WORK INSTRUCTIONS – Please filter the entries for the word "this" and copy every line that has it.

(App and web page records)
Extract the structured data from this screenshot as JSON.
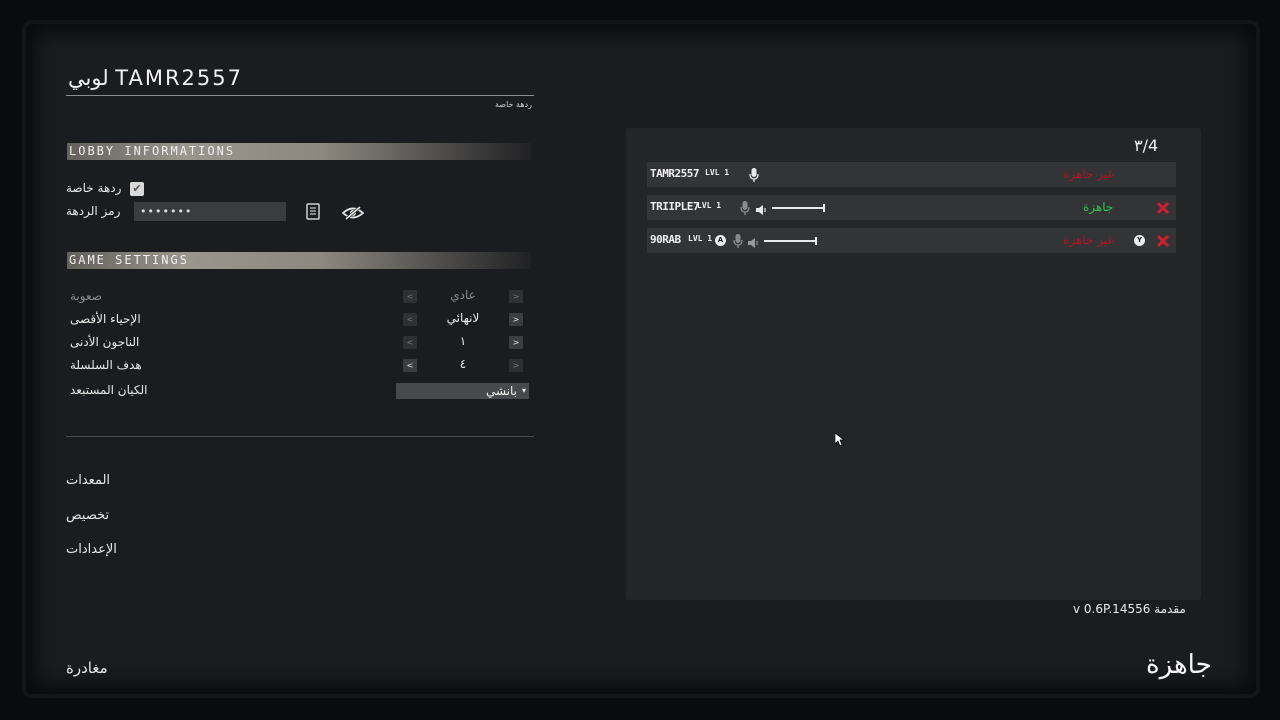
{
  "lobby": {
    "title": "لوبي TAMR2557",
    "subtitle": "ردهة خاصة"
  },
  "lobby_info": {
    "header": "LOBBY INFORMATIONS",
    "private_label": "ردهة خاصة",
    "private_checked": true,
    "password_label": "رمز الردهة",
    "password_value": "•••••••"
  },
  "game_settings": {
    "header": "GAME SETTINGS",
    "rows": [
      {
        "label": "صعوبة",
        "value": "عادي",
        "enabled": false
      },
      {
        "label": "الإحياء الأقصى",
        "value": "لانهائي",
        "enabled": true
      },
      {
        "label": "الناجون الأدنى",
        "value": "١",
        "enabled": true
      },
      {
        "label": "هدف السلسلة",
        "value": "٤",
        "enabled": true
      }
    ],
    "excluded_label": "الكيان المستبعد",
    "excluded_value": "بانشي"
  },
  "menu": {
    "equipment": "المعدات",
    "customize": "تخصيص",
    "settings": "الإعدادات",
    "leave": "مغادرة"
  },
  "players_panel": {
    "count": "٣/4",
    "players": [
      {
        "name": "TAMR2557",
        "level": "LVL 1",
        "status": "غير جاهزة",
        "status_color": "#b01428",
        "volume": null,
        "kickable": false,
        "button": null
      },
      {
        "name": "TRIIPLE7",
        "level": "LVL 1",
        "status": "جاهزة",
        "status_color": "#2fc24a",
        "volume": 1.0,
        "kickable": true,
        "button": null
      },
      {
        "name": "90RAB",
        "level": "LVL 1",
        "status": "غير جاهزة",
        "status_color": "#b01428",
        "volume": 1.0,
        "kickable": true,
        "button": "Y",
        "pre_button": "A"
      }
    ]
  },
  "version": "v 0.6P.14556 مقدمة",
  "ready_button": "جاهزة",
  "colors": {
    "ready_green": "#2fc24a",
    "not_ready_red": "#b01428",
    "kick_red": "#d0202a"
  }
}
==
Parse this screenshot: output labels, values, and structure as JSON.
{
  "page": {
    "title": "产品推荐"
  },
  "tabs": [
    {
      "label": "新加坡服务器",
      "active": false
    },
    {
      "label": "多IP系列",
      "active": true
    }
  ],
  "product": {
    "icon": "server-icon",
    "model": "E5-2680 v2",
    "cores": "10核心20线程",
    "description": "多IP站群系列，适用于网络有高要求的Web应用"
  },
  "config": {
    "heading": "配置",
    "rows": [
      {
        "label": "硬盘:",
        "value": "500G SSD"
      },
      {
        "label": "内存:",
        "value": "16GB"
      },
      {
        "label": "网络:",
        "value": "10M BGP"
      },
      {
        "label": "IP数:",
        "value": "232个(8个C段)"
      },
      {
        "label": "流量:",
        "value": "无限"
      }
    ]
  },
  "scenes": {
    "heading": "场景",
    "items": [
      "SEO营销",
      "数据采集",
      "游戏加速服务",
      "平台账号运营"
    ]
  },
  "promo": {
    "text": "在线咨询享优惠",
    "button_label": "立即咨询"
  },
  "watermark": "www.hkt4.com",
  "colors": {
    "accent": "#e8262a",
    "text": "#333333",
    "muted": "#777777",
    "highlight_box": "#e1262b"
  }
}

RESPONSE –
Extract the structured data from this screenshot as JSON.
Parse this screenshot: output labels, values, and structure as JSON.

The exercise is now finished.